'I'm gonna get myself a fire truck': How a small town B.C. fire department was born
Seven years ago, Ian Hicks bought the fire truck featured in Rambo: First Blood
After two decades of living in tiny McLeese Lake, B.C., Ian Hicks decided he wanted to buy a fire truck.
"A lot of guys in the town all said: 'You can't do that, you don't know what you're doing'," Hicks told Now or Never.
Hicks has a day job as a landfill garbage contractor. But seven years ago, he became fed up with the lack of emergency services in his community.
"I'm not one to go around feeling helpless," said Hicks. "Every time there was an incident or crisis you'd have all kinds of people coming out and standing with their mouths open."

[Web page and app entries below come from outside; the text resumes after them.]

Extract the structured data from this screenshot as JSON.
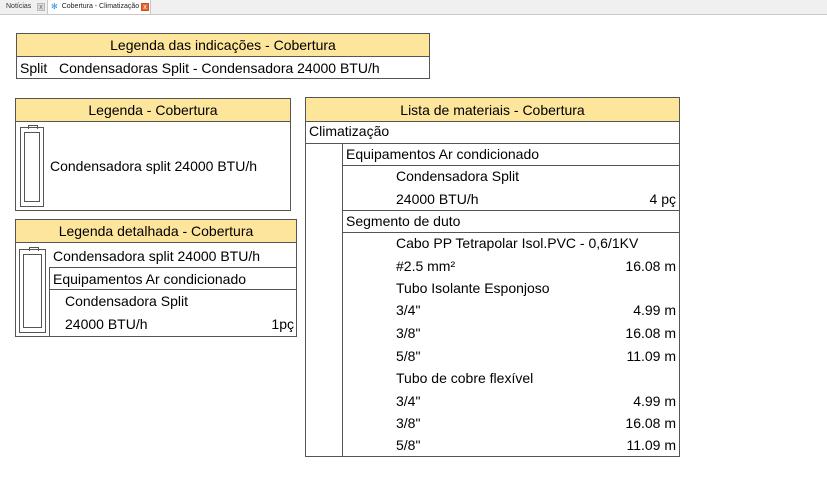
{
  "tabs": [
    {
      "label": "Notícias",
      "close": "x"
    },
    {
      "label": "Cobertura - Climatização",
      "close": "x",
      "icon": "snowflake-icon"
    }
  ],
  "legend_indications": {
    "title": "Legenda das indicações - Cobertura",
    "code": "Split",
    "description": "Condensadoras Split - Condensadora 24000 BTU/h"
  },
  "legend": {
    "title": "Legenda - Cobertura",
    "symbol": "condenser-unit-icon",
    "item": "Condensadora split 24000 BTU/h"
  },
  "legend_detailed": {
    "title": "Legenda detalhada - Cobertura",
    "symbol": "condenser-unit-icon",
    "item": "Condensadora split 24000 BTU/h",
    "group": "Equipamentos Ar condicionado",
    "sub": "Condensadora Split",
    "spec": "24000 BTU/h",
    "qty": "1pç"
  },
  "materials": {
    "title": "Lista de materiais - Cobertura",
    "category": "Climatização",
    "groups": [
      {
        "label": "Equipamentos Ar condicionado",
        "rows": [
          {
            "label": "Condensadora Split",
            "value": ""
          },
          {
            "label": "24000 BTU/h",
            "value": "4 pç"
          }
        ]
      },
      {
        "label": "Segmento de duto",
        "rows": [
          {
            "label": "Cabo PP Tetrapolar Isol.PVC - 0,6/1KV",
            "value": ""
          },
          {
            "label": "#2.5 mm²",
            "value": "16.08 m"
          },
          {
            "label": "Tubo Isolante Esponjoso",
            "value": ""
          },
          {
            "label": "3/4\"",
            "value": "4.99 m"
          },
          {
            "label": "3/8\"",
            "value": "16.08 m"
          },
          {
            "label": "5/8\"",
            "value": "11.09 m"
          },
          {
            "label": "Tubo de cobre flexível",
            "value": ""
          },
          {
            "label": "3/4\"",
            "value": "4.99 m"
          },
          {
            "label": "3/8\"",
            "value": "16.08 m"
          },
          {
            "label": "5/8\"",
            "value": "11.09 m"
          }
        ]
      }
    ]
  },
  "colors": {
    "header_fill": "#fde59b",
    "border": "#555555"
  }
}
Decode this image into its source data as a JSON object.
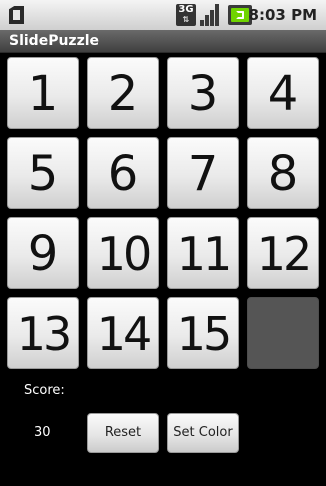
{
  "status_bar": {
    "network": "3G",
    "time": "8:03 PM",
    "icons": [
      "sd-card-icon",
      "3g-icon",
      "signal-icon",
      "battery-icon"
    ]
  },
  "app": {
    "title": "SlidePuzzle"
  },
  "puzzle": {
    "tiles": [
      "1",
      "2",
      "3",
      "4",
      "5",
      "6",
      "7",
      "8",
      "9",
      "10",
      "11",
      "12",
      "13",
      "14",
      "15",
      ""
    ],
    "empty_color": "#555555"
  },
  "score": {
    "label": "Score:",
    "value": "30"
  },
  "buttons": {
    "reset": "Reset",
    "set_color": "Set Color"
  }
}
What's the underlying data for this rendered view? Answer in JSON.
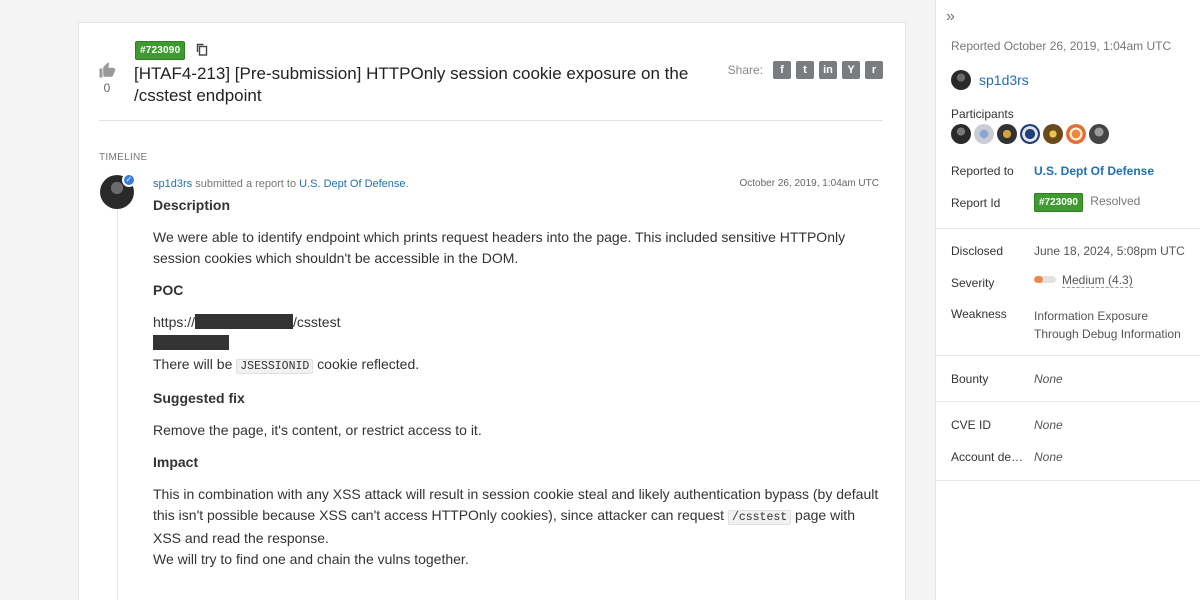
{
  "report": {
    "id_badge": "#723090",
    "title": "[HTAF4-213] [Pre-submission] HTTPOnly session cookie exposure on the /csstest endpoint",
    "vote_count": "0",
    "share_label": "Share:",
    "share_buttons": [
      {
        "icon": "facebook-icon",
        "glyph": "f"
      },
      {
        "icon": "twitter-icon",
        "glyph": "t"
      },
      {
        "icon": "linkedin-icon",
        "glyph": "in"
      },
      {
        "icon": "ycombinator-icon",
        "glyph": "Y"
      },
      {
        "icon": "reddit-icon",
        "glyph": "r"
      }
    ]
  },
  "timeline": {
    "label": "TIMELINE",
    "actor": "sp1d3rs",
    "action": "submitted a report to",
    "target": "U.S. Dept Of Defense",
    "period": ".",
    "time": "October 26, 2019, 1:04am UTC"
  },
  "content": {
    "h_description": "Description",
    "p_description": "We were able to identify endpoint which prints request headers into the page. This included sensitive HTTPOnly session cookies which shouldn't be accessible in the DOM.",
    "h_poc": "POC",
    "poc_url_prefix": "https://",
    "poc_url_suffix": "/csstest",
    "poc_line3_pre": "There will be",
    "poc_code": "JSESSIONID",
    "poc_line3_post": "cookie reflected.",
    "h_fix": "Suggested fix",
    "p_fix": "Remove the page, it's content, or restrict access to it.",
    "h_impact": "Impact",
    "p_impact_pre": "This in combination with any XSS attack will result in session cookie steal and likely authentication bypass (by default this isn't possible because XSS can't access HTTPOnly cookies), since attacker can request",
    "p_impact_code": "/csstest",
    "p_impact_post": "page with XSS and read the response.",
    "p_impact_last": "We will try to find one and chain the vulns together."
  },
  "sidebar": {
    "reported": "Reported October 26, 2019, 1:04am UTC",
    "reporter": "sp1d3rs",
    "participants_label": "Participants",
    "participant_count": 7,
    "reported_to_label": "Reported to",
    "reported_to": "U.S. Dept Of Defense",
    "report_id_label": "Report Id",
    "report_id": "#723090",
    "state": "Resolved",
    "disclosed_label": "Disclosed",
    "disclosed": "June 18, 2024, 5:08pm UTC",
    "severity_label": "Severity",
    "severity": "Medium (4.3)",
    "severity_score": 4.3,
    "severity_color": "#f0884a",
    "weakness_label": "Weakness",
    "weakness": "Information Exposure Through Debug Information",
    "bounty_label": "Bounty",
    "bounty": "None",
    "cve_label": "CVE ID",
    "cve": "None",
    "account_label": "Account de…",
    "account": "None"
  }
}
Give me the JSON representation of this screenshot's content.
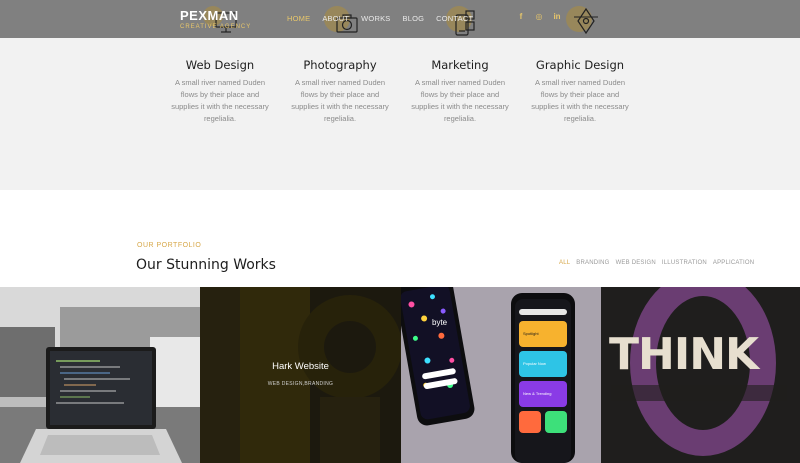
{
  "header": {
    "brand_name": "PEXMAN",
    "brand_tagline": "CREATIVE AGENCY",
    "nav": [
      "HOME",
      "ABOUT",
      "WORKS",
      "BLOG",
      "CONTACT"
    ],
    "social_icons": [
      "facebook-icon",
      "instagram-icon",
      "linkedin-icon"
    ],
    "social_glyphs": [
      "f",
      "◎",
      "in"
    ]
  },
  "services": [
    {
      "title": "Web Design",
      "text": "A small river named Duden flows by their place and supplies it with the necessary regelialia."
    },
    {
      "title": "Photography",
      "text": "A small river named Duden flows by their place and supplies it with the necessary regelialia."
    },
    {
      "title": "Marketing",
      "text": "A small river named Duden flows by their place and supplies it with the necessary regelialia."
    },
    {
      "title": "Graphic Design",
      "text": "A small river named Duden flows by their place and supplies it with the necessary regelialia."
    }
  ],
  "portfolio": {
    "kicker": "OUR PORTFOLIO",
    "title": "Our Stunning Works",
    "filters": [
      "ALL",
      "BRANDING",
      "WEB DESIGN",
      "ILLUSTRATION",
      "APPLICATION"
    ],
    "active_filter": "ALL",
    "featured_title": "Hark Website",
    "featured_categories": "WEB DESIGN,BRANDING",
    "phone_brand": "byte",
    "app_cards": [
      "Spotlight",
      "Popular Now",
      "New & Trending"
    ],
    "art_word": "THINK"
  },
  "colors": {
    "accent": "#d7a84a",
    "header_bg": "#808080",
    "services_bg": "#f2f2f2"
  }
}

No manual, no gear, no hoses
So when he saw a 1972 Ford fire truck sitting on the side of the highway, Hicks knew he had to buy it. And it turned out to be not just any fire truck — it was featured in the 1982 action flick Rambo: First Blood starring Sylvester Stallone, which happened to be filmed nearby.
"There was no books, manual, no gear, no hoses — but it did pump water," said Hicks.
Now that he had a fire truck, Hicks began recruiting others from the community to volunteer. But first, they had to learn how to fight fires.
"It was quite chaotic and disorganized," laughed Hicks, as he recalled a particularly stressful early incident. "We rolled down the hill dragging the hoses behind us. It was just a gong show."
From ragtag to first responders
The McLeese Lake Volunteer Fire Department has come a long way from those early days.
Now, the small department has fifteen volunteers and three fire trucks. So if you're ever in the Cariboo region needing help, Ian and his crew will jump into action— even if further assistance is needed from larger departments.
"One of our people might only live five minutes away, and they're going to get that text and go: 'Oh my god, that's Bobby's place, that's just down the street,' and they're going to get over there in that critical time."
But while the fire department might have proximity to the community on their side, Hicks says they still lack resources.
They're going to get over there in that critical time.- Ian Hicks
"We currently don't have a fire hall. Without a fire hall you have no home base," said Hicks, "A fire hall will make it so we can be warm and have trucks full of water in the winter time."
Although their team is small, Hicks said that having a local team of first responders has made a huge difference to the safety of the community.
During the devastating 2017 wildfire season, the McLeese Lake department was crucial in protecting the area. As a lightning-strike fire approached the community, it was their team that managed to hold back the flames.
"It would have grown to four miles wide and destroyed everything," said Hicks. "We stopped it. It was a pretty joyful situation. Even with our little ragtag group and our 35-year-old fire truck!"